Exercise directions
Your answer should be every line of the records that contains the word "heart", copied as it stands.

___ Input data

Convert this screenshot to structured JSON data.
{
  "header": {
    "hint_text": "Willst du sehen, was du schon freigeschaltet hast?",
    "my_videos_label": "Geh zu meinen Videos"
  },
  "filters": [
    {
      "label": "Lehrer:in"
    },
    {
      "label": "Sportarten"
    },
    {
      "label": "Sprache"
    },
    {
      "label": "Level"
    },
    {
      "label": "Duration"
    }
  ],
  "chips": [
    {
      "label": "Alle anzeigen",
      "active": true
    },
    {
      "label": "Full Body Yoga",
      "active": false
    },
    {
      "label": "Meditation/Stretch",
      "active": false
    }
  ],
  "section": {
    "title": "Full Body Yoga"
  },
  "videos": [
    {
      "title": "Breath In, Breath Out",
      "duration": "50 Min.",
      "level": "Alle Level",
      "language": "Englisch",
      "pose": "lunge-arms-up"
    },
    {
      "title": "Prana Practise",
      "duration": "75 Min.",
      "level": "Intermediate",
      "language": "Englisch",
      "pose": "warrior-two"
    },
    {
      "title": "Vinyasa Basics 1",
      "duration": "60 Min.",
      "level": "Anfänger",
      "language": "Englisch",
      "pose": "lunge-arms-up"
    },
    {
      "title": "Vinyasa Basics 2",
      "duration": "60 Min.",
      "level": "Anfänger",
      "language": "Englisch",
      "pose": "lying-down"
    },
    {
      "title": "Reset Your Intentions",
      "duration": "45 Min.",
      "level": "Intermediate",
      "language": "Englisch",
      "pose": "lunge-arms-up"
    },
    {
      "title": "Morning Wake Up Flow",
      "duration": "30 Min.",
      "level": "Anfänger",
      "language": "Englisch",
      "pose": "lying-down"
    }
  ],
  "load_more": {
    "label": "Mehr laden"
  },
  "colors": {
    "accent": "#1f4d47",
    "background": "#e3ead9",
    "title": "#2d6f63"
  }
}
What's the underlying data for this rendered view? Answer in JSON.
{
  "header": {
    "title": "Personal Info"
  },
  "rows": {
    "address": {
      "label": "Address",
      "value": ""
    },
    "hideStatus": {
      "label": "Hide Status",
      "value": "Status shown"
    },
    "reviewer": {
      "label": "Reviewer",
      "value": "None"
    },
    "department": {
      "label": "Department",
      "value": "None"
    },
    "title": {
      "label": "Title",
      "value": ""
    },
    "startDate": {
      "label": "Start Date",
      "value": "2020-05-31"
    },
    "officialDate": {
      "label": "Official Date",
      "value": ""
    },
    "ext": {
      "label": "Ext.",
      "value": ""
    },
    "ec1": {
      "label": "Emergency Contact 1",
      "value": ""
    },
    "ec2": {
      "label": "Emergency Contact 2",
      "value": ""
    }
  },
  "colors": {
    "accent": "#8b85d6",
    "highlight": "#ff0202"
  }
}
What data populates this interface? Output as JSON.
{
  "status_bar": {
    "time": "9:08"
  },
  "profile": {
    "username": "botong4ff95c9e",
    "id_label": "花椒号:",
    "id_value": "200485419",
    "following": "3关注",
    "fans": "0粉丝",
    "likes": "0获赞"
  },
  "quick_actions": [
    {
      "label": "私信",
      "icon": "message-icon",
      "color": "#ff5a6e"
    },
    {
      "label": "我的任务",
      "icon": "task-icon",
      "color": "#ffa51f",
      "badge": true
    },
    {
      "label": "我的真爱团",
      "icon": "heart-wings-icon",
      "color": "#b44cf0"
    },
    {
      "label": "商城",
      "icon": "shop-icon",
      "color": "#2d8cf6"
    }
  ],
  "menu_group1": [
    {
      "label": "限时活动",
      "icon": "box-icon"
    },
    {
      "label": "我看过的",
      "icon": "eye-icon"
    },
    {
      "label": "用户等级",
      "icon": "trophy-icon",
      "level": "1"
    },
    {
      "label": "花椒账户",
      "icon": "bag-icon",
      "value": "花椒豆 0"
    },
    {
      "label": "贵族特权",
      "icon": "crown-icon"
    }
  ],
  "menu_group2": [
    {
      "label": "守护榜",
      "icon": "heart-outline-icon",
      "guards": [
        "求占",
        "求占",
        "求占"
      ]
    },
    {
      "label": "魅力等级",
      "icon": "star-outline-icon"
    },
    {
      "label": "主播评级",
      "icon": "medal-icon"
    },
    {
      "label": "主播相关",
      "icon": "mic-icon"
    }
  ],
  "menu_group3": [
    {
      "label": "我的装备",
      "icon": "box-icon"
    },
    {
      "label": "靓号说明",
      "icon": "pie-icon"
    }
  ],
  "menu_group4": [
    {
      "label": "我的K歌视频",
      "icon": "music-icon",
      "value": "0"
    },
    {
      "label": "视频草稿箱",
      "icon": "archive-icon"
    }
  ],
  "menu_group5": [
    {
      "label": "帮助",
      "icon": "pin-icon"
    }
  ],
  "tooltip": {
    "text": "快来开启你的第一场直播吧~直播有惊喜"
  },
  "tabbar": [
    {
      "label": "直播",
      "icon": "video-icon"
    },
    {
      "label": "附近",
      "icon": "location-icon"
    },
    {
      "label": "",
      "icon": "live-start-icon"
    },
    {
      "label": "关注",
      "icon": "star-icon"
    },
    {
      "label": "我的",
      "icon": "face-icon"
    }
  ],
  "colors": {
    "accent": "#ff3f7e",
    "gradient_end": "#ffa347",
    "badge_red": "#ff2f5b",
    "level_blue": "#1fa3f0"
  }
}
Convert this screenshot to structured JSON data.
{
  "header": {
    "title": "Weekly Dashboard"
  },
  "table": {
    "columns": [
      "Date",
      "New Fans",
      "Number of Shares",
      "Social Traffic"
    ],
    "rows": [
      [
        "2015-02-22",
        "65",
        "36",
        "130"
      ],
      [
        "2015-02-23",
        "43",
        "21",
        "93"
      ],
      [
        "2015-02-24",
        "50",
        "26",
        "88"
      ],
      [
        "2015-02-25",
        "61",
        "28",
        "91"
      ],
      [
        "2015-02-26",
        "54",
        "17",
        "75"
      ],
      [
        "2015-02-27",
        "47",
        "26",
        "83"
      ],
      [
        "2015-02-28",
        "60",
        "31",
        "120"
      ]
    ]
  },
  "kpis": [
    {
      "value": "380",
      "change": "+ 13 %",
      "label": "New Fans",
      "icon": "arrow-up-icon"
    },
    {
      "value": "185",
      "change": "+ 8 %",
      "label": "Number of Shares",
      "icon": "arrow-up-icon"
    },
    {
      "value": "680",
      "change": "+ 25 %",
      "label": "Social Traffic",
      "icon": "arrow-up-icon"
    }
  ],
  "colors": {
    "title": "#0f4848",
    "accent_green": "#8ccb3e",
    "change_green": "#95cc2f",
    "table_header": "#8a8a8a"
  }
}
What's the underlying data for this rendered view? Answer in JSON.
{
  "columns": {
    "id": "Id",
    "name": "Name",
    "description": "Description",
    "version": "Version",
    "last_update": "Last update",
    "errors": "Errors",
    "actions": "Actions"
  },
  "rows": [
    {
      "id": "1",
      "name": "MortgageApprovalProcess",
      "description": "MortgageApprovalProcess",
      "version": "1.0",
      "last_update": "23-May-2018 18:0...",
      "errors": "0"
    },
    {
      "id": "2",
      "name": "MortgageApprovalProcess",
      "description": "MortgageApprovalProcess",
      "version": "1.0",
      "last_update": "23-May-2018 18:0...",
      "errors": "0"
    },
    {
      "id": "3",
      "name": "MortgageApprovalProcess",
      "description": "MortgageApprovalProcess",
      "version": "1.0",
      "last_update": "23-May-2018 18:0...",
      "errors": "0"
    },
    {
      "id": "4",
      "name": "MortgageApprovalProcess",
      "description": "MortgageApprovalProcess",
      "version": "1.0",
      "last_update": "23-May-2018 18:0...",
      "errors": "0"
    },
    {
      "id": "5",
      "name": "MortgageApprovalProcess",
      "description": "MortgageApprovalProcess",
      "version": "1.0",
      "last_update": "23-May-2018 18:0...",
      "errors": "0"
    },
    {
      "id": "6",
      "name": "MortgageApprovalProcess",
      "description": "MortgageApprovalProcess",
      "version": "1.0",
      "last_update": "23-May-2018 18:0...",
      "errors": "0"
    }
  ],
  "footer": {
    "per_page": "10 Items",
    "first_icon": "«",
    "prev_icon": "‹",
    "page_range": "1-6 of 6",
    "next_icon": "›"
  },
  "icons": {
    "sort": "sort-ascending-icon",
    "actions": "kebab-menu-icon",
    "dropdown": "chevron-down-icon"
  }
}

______

Written answer
      "icon": "heart-wings-icon",
      "icon": "heart-outline-icon",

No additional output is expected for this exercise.